NTLM & NTLM2

NTLM hashes are stored in the Security Account Manager (SAM) database and in Domain Controller's NTDS.dit database. They look like this:
aad3b435b51404eeaad3b435b51404ee:e19ccf75ee54e06b06a5907af13cef42
LM : NT
Contrary to what you'd expect, the LM hash is the one before _the semicolon and the NT hash is the one _after the semicolon. Starting with Windows Vista and Windows Server 2008, by default, only the NT hash is stored.
Net-NTLM hashes are used for network authentication (they are derived from a challenge/response algorithm and are based on the user's NT hash). Here's an example of a Net-NTLMv2 (a.k.a NTLMv2) hash:
admin::N46iSNekpT:08ca45b7d7ea58ee:88dcbe4446168966a153a0064958dac6:5c7830315c7830310000000000000b45c67103d07d7b95acd12ffa11230e0000000052920b85f78d013c31cdb3b92f5d765c783030
From a pentesting perspective:
  • You CAN perform Pass-The-Hash attacks with NTLM hashes.
  • You CANNOT perform Pass-The-Hash attacks with Net-NTLM hashes. However, tehy can be used to perfom relay attacks.
You get NTLM hashes when dumping the SAM database of any Windows OS, a Domain Controller's NTDS.dit database or from MimikatzMimikatz (Fun fact, although you can't get clear-text passwords from Mimikatz on Windows >= 8.1 you can get NTLM hashes from memory). Some tools just give you the NT hash (e.g. ) and that's perfectly fine: obviously you can still Pass-The-Hash with just the NT hash.

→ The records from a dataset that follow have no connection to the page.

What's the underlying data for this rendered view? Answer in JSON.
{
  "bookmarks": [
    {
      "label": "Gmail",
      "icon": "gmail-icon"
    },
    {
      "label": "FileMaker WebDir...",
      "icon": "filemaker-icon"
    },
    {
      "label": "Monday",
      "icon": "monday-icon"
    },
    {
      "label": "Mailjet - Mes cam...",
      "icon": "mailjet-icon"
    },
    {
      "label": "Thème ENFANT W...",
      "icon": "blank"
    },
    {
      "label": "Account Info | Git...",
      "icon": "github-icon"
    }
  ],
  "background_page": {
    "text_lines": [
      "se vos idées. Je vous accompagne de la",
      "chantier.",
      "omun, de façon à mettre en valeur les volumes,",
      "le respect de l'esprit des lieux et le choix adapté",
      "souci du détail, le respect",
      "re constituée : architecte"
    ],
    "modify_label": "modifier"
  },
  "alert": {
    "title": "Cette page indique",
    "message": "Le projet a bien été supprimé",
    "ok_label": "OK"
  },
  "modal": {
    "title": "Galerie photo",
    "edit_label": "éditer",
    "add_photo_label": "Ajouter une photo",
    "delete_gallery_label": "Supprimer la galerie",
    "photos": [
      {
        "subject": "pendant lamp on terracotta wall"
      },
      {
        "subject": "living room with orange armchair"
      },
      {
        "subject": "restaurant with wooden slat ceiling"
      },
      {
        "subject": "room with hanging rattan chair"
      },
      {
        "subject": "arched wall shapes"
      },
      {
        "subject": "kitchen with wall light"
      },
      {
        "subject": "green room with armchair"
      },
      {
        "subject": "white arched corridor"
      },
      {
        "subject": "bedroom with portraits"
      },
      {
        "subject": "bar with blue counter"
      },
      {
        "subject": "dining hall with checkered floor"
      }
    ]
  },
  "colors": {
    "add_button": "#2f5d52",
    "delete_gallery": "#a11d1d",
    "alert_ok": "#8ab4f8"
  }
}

You get Net-NTLMv1/v2 (a.k.a NTLMv1/v2) hashes when using tools like Responder or Inveigh.

References